(WHAT YOU WILL DO) In the entries below, find each line with the string "Global" and copy it.

(EXTRACTED DATA)
***
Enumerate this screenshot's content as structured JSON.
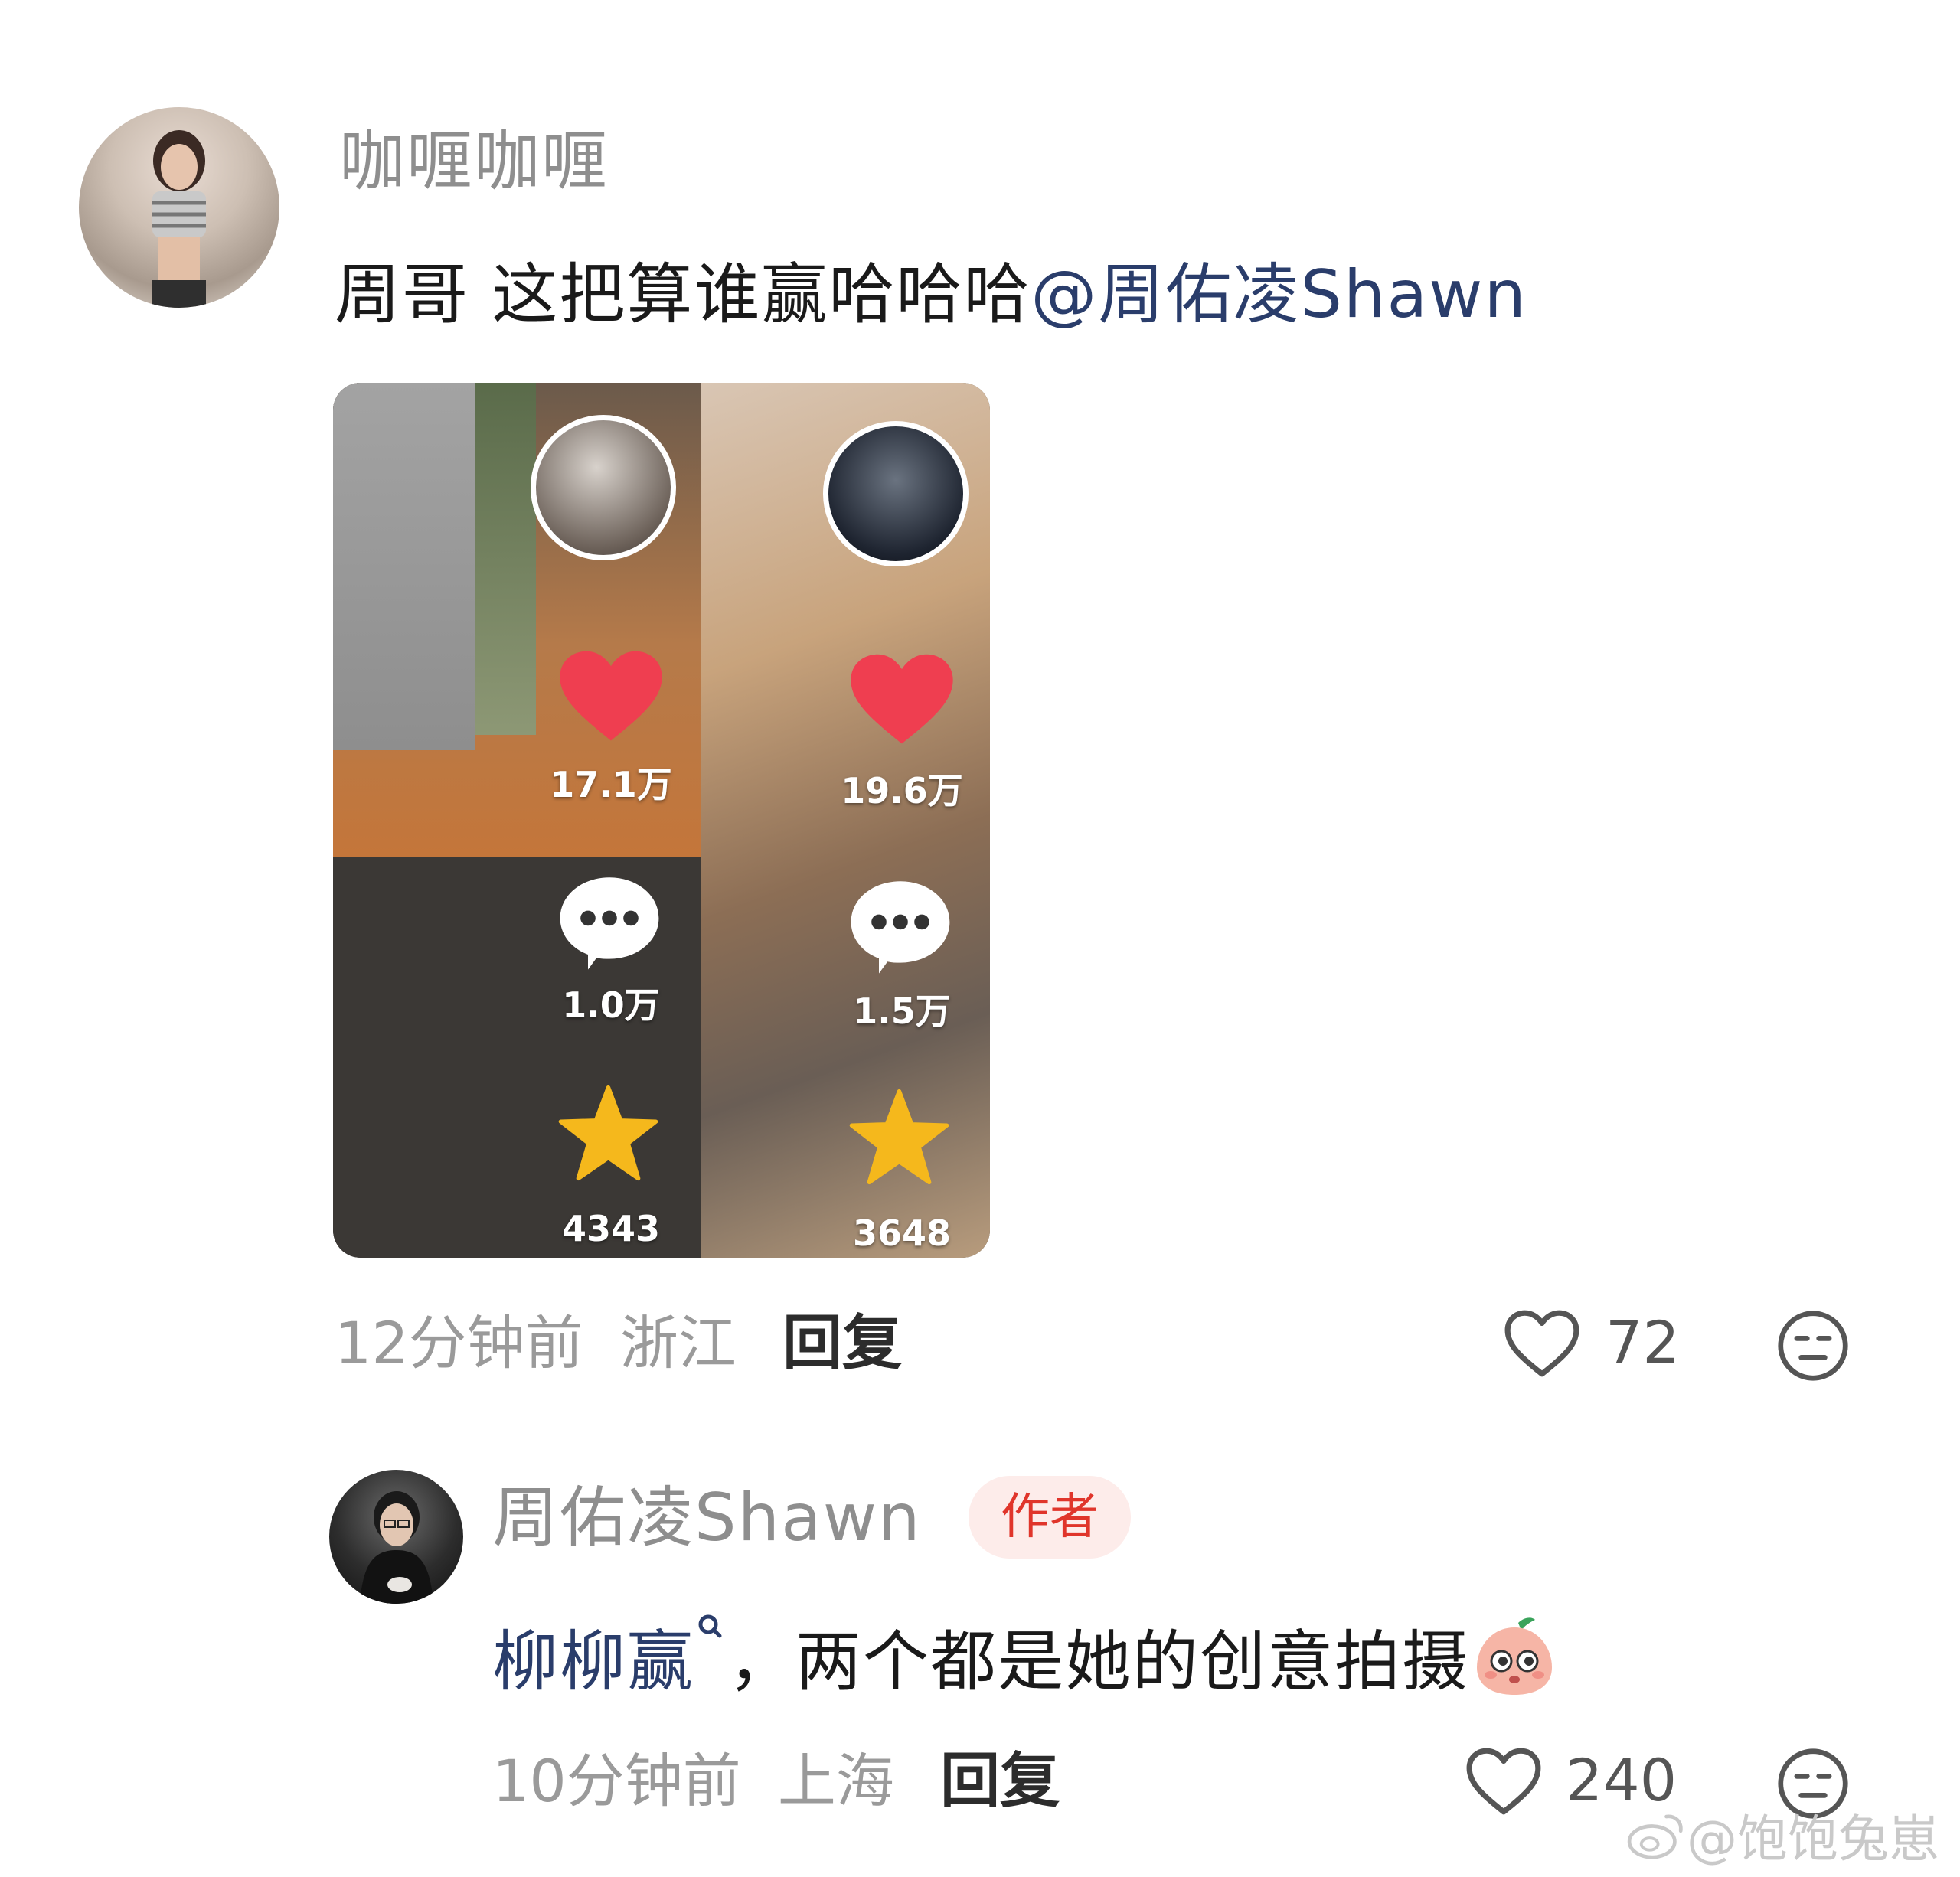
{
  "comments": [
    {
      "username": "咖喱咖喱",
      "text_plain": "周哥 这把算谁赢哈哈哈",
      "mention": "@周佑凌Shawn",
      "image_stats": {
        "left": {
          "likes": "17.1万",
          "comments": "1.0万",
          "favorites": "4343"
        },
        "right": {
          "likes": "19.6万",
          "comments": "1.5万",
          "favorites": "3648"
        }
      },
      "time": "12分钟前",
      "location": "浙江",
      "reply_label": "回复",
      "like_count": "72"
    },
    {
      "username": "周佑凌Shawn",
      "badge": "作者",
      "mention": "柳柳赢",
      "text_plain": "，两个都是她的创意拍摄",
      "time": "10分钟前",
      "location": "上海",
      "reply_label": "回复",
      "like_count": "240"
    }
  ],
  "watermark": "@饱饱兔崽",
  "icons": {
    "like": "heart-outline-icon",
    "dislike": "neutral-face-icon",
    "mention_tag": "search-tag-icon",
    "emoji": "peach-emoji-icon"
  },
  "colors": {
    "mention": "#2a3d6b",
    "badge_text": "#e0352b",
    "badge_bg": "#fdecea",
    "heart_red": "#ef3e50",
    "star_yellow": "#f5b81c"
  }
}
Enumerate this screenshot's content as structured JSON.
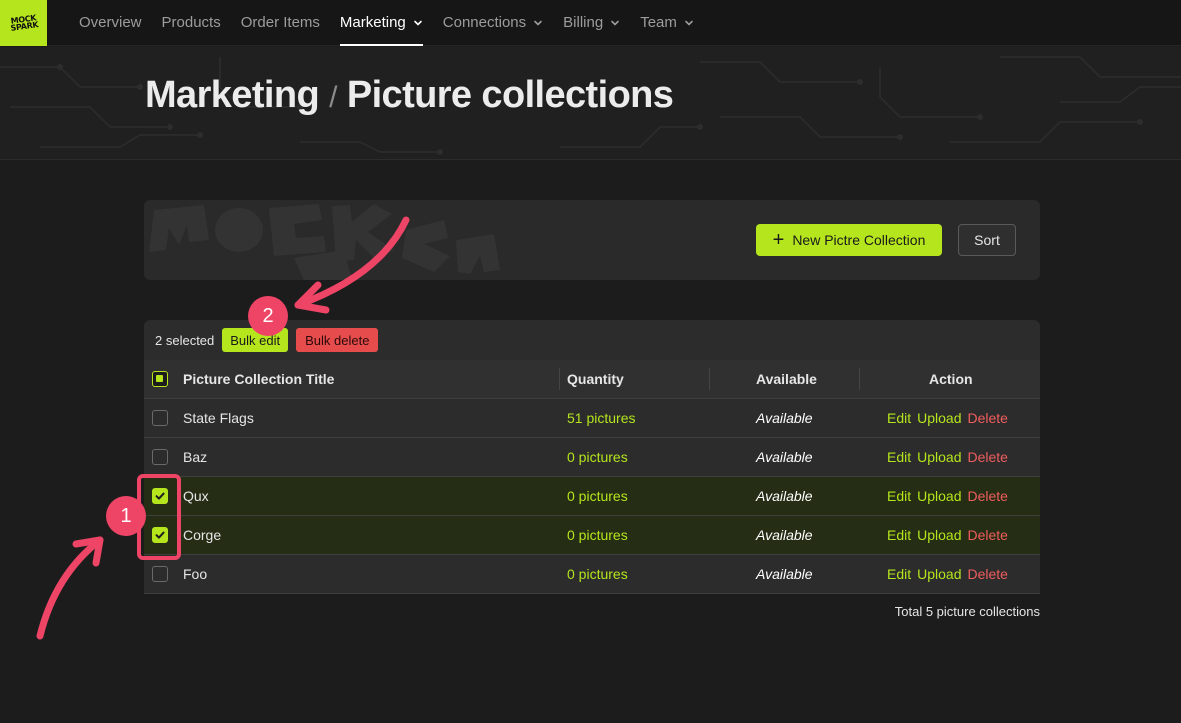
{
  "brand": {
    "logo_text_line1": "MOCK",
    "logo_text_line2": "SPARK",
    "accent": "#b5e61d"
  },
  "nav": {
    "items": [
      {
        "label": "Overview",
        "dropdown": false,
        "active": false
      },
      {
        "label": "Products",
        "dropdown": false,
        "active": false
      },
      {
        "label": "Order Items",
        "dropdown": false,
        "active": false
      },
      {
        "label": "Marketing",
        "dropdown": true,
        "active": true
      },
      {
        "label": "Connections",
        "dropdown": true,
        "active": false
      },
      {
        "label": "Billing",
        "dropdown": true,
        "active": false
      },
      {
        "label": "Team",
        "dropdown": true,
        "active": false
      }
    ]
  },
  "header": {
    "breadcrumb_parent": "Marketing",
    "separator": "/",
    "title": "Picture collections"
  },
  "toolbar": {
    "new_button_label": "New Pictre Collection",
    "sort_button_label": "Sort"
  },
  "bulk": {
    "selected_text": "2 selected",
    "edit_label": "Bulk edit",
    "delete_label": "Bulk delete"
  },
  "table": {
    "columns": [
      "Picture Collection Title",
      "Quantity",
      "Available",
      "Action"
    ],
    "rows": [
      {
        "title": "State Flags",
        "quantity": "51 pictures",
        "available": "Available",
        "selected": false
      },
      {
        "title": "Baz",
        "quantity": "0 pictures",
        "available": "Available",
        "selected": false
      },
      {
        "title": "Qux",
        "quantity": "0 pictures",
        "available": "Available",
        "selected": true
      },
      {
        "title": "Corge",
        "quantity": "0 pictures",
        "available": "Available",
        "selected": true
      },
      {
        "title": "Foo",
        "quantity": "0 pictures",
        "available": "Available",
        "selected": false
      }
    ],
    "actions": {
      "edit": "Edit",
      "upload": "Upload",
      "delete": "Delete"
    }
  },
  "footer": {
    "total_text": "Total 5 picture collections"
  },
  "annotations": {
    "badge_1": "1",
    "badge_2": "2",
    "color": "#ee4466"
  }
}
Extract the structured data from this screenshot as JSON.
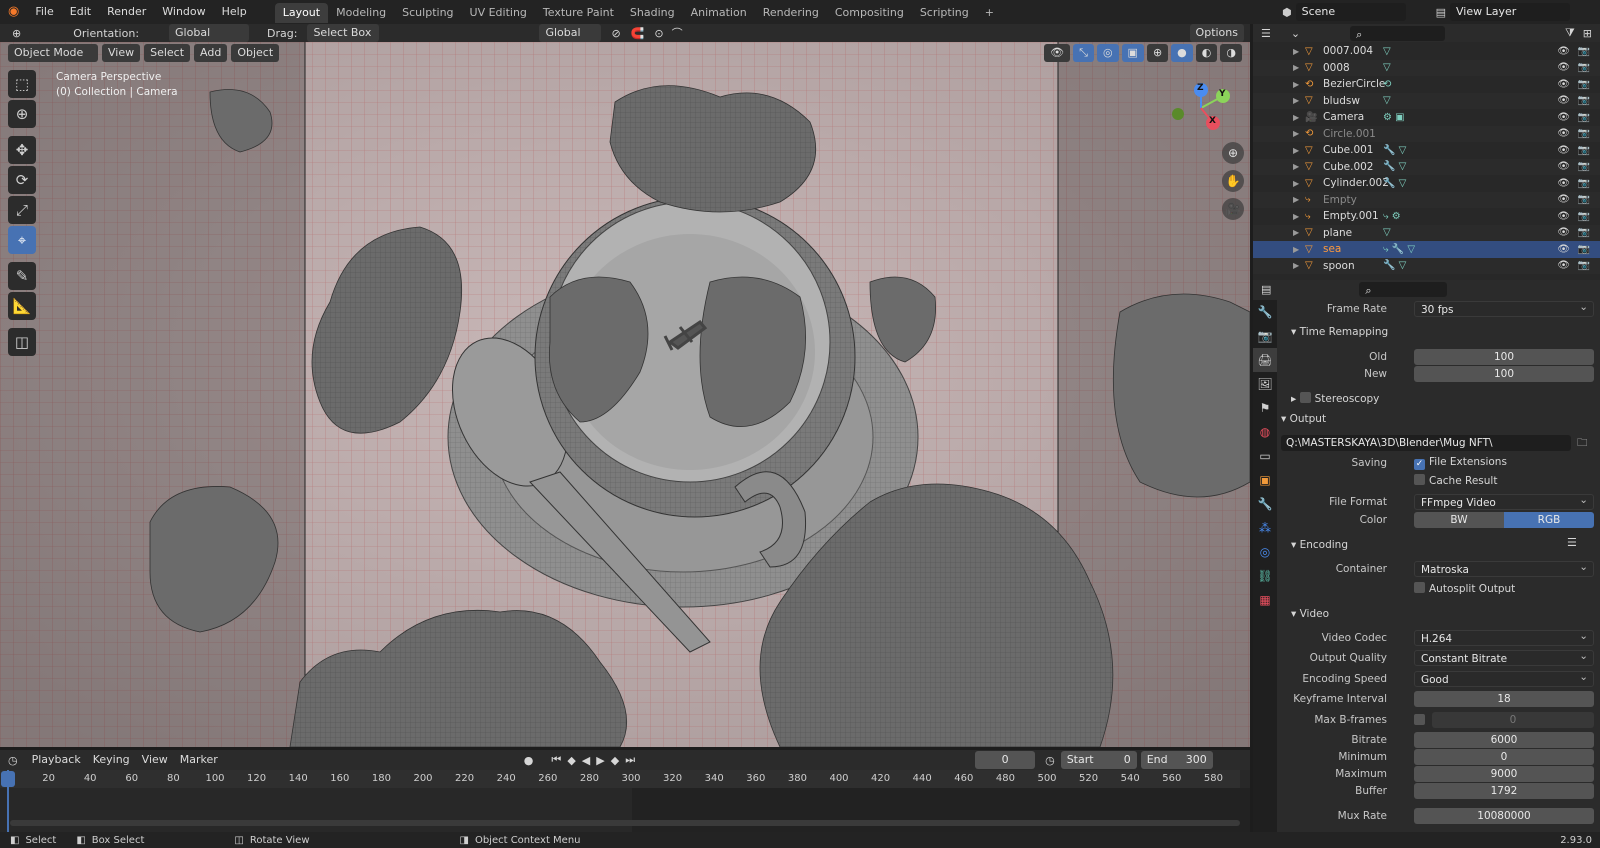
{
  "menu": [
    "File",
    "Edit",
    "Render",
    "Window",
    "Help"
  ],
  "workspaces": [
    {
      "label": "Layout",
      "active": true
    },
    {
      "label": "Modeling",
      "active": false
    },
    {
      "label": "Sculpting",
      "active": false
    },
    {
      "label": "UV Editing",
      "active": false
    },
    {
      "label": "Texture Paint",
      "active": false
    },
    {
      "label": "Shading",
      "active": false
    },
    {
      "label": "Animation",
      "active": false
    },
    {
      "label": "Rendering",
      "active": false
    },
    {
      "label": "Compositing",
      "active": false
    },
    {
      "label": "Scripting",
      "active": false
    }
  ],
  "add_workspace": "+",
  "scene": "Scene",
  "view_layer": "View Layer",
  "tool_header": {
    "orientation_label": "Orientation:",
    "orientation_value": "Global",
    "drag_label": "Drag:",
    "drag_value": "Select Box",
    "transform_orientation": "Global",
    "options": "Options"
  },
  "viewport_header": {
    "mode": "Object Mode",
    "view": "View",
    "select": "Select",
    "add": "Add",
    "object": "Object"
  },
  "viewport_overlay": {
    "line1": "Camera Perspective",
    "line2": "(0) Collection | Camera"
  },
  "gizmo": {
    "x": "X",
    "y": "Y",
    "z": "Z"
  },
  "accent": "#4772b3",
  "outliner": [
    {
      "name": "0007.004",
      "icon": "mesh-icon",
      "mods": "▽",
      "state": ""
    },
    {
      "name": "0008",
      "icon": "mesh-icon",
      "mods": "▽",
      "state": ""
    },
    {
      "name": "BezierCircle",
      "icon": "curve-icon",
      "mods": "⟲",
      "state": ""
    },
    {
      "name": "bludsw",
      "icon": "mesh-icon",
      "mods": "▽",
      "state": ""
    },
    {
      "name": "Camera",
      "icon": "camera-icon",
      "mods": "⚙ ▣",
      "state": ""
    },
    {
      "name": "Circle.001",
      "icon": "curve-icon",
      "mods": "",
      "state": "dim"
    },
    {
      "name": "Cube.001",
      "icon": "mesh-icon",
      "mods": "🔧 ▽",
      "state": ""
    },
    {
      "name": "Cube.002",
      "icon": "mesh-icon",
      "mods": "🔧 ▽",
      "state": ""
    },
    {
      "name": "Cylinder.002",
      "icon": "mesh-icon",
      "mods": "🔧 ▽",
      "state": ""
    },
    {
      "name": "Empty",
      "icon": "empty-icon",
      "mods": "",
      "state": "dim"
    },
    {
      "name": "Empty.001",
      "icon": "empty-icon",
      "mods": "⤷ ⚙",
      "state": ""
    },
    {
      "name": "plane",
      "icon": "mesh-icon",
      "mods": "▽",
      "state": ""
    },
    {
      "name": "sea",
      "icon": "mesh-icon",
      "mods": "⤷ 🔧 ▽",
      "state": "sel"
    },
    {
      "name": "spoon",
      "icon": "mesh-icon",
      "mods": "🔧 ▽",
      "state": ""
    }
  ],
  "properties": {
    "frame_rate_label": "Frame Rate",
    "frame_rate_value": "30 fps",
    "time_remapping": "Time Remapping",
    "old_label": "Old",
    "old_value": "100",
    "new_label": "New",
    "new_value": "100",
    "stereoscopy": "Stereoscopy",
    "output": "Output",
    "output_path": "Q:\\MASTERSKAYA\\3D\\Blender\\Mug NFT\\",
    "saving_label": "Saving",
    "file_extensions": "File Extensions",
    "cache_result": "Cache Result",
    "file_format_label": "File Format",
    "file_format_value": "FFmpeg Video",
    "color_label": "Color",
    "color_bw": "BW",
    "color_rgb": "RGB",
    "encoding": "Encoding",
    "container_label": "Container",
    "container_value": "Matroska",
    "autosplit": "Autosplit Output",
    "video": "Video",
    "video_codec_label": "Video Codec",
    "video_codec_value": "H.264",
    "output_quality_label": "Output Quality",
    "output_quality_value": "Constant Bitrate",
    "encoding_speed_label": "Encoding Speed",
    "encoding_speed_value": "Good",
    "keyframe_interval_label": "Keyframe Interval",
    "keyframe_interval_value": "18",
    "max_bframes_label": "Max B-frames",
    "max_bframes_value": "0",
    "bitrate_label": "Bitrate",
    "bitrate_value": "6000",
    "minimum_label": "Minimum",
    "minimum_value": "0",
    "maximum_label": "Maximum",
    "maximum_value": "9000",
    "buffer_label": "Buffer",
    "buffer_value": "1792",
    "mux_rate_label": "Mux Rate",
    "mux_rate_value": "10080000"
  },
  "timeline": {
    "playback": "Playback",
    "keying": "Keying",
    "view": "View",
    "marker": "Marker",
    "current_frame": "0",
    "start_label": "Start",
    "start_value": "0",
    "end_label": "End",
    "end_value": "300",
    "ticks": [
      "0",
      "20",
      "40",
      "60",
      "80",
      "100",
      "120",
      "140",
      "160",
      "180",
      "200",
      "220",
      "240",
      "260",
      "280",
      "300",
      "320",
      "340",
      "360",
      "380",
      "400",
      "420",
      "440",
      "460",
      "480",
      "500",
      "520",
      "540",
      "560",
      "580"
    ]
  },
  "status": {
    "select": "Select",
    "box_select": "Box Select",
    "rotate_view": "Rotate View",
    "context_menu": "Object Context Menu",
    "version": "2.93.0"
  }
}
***
(RESULT)
    "orientation_value": "Global",
    "transform_orientation": "Global",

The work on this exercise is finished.